RECORDS SHOWN Block Start
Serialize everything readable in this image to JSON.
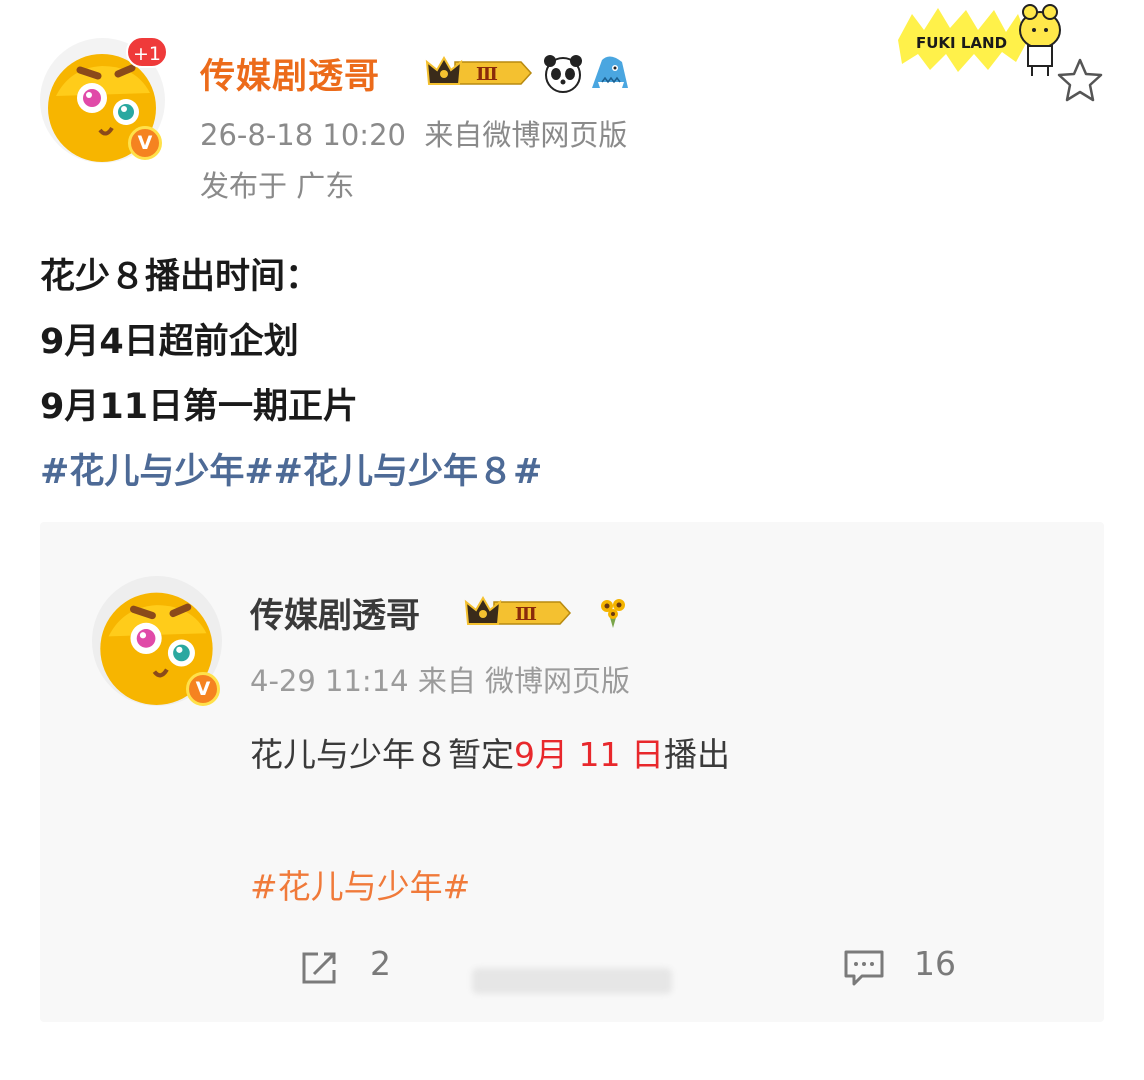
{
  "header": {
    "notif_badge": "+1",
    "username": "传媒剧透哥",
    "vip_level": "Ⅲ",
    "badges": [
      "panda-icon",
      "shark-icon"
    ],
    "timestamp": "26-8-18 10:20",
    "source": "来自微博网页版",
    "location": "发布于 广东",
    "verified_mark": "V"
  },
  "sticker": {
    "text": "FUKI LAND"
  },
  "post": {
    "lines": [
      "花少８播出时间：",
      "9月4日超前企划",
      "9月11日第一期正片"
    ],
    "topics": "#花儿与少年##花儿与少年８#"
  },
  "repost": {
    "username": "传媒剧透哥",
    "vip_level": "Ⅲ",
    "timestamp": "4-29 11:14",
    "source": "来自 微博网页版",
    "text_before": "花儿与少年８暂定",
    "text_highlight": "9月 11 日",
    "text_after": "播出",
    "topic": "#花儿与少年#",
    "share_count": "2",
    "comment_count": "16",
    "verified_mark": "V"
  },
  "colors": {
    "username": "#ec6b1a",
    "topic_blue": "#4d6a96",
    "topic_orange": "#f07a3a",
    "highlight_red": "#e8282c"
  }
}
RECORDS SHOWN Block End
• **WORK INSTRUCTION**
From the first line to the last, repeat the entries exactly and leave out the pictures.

• **RESPONSE TO THIS TASK**
Serialize everything readable in this image to JSON.
{
  "header": {
    "notif_badge": "+1",
    "username": "传媒剧透哥",
    "vip_level": "Ⅲ",
    "badges": [
      "panda-icon",
      "shark-icon"
    ],
    "timestamp": "26-8-18 10:20",
    "source": "来自微博网页版",
    "location": "发布于 广东",
    "verified_mark": "V"
  },
  "sticker": {
    "text": "FUKI LAND"
  },
  "post": {
    "lines": [
      "花少８播出时间：",
      "9月4日超前企划",
      "9月11日第一期正片"
    ],
    "topics": "#花儿与少年##花儿与少年８#"
  },
  "repost": {
    "username": "传媒剧透哥",
    "vip_level": "Ⅲ",
    "timestamp": "4-29 11:14",
    "source": "来自 微博网页版",
    "text_before": "花儿与少年８暂定",
    "text_highlight": "9月 11 日",
    "text_after": "播出",
    "topic": "#花儿与少年#",
    "share_count": "2",
    "comment_count": "16",
    "verified_mark": "V"
  },
  "colors": {
    "username": "#ec6b1a",
    "topic_blue": "#4d6a96",
    "topic_orange": "#f07a3a",
    "highlight_red": "#e8282c"
  }
}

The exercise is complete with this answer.